Defense Secretary Donald H. Rumsfeld, making no mention of the prisoner abuse scandal that has led to calls for his ouster, told a cheering crowd of graduating cadets Saturday that they will help win the global fight against terrorism.
The defense chief received sustained applause from the families of 935 cadets graduating from the U.S. Military Academy as he urged the new officers to rely on the “moral clarity” learned at West Point.
“History may well call upon you at a critical time, at a critical moment, and you will be ready,” Rumsfeld said.
The secretary told cadets the world has changed drastically since they came to the academy in 2000, and that the Army is changing too. He said the military is becoming faster and more flexible, though the fight ahead will be difficult.
“We are closer to the beginning of this struggle, this global insurgency, than to its end,” he said.
Calls for Rumsfeld to step down
Critics have called for Rumsfeld’s resignation after pictures emerged showing smiling soldiers posing with naked Iraqi detainees at Abu Ghraib prison. Earlier this week, 2000 Democratic presidential candidate Al Gore called for the resignation of Rumsfeld and other top security officials in the Bush administration.
Later Saturday, more than 100 anti-war protesters marched to the main gate of West Point through the adjacent village, Highland Falls, chanting “Rumsfeld resign!” Some held signs calling for Rumsfeld’s ouster; others held aloft flag-draped coffins.
President Bush has made clear he wants Rumsfeld to stay.
Evoking past West Point graduates
On Saturday, Rumsfeld repeatedly lauded the military and evoked the line of heroes who graduated from West Point, from Ulysses S. Grant to K.C. Hughes, a 2001 graduate he said was awarded the Bronze Star after being wounded while fighting heroically in Iraq.

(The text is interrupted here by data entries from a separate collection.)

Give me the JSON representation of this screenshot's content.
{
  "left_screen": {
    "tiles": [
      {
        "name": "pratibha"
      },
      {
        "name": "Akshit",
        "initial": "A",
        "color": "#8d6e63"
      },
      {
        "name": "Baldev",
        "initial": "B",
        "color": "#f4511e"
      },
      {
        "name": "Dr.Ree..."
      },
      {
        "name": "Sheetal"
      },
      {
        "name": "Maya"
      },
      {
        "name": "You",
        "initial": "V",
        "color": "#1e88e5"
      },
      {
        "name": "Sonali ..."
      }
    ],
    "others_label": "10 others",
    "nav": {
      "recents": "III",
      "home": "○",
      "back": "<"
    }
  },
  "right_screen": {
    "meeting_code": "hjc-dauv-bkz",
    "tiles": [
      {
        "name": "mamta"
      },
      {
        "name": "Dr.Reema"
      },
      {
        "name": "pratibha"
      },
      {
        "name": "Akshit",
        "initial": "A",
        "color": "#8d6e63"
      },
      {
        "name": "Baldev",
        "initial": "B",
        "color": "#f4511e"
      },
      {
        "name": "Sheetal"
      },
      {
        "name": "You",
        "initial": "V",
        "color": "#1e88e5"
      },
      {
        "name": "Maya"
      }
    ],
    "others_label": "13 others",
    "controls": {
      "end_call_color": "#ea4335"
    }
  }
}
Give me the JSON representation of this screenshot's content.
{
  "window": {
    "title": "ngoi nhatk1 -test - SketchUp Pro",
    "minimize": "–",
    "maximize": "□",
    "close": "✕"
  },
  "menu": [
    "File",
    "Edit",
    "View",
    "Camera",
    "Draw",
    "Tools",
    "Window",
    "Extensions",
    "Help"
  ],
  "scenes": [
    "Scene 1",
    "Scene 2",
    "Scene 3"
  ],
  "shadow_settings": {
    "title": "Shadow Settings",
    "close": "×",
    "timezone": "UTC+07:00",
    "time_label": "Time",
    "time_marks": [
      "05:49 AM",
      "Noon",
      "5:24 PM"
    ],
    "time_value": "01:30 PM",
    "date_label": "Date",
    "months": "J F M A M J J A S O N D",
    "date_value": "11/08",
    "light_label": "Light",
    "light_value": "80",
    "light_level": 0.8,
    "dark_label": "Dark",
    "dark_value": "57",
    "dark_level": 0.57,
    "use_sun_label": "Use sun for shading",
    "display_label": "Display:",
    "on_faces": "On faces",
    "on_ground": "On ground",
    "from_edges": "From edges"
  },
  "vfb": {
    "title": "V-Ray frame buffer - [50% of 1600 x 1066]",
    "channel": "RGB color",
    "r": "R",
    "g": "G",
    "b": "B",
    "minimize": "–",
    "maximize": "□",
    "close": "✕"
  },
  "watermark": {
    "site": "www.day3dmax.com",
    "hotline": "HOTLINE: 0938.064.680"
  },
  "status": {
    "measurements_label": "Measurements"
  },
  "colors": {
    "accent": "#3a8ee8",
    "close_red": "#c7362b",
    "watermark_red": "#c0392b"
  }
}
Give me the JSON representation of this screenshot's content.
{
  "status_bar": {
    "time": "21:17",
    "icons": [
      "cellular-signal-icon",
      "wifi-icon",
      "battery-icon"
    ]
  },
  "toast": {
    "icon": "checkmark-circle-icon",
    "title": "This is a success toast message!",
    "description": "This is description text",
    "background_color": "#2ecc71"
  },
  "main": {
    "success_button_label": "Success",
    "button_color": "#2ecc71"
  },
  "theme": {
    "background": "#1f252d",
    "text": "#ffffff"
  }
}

“The civilized world will win the global war against terror because of people like Lt. Hughes, and because of those of you here today,” he said.
Rumsfeld noted the academy emphasis on loyalty and character.
“Your love for soldiers must be as unconditional as it is for your own families,” he said. “Use the skills you learned here to bring out the very best in them, including respect for others. And always fall back on the moral clarity of the honor code that you’ve learned here.”
The new lieutenants could be posted to Iraq or Afghanistan in a year. As mothers and fathers tearfully congratulated the new officers afterward, a number of them said they were anxious to go.
“We’re just ready to get out there and do our job,” said 2nd Lt. Brandon Carlson of Mattoon, Ky.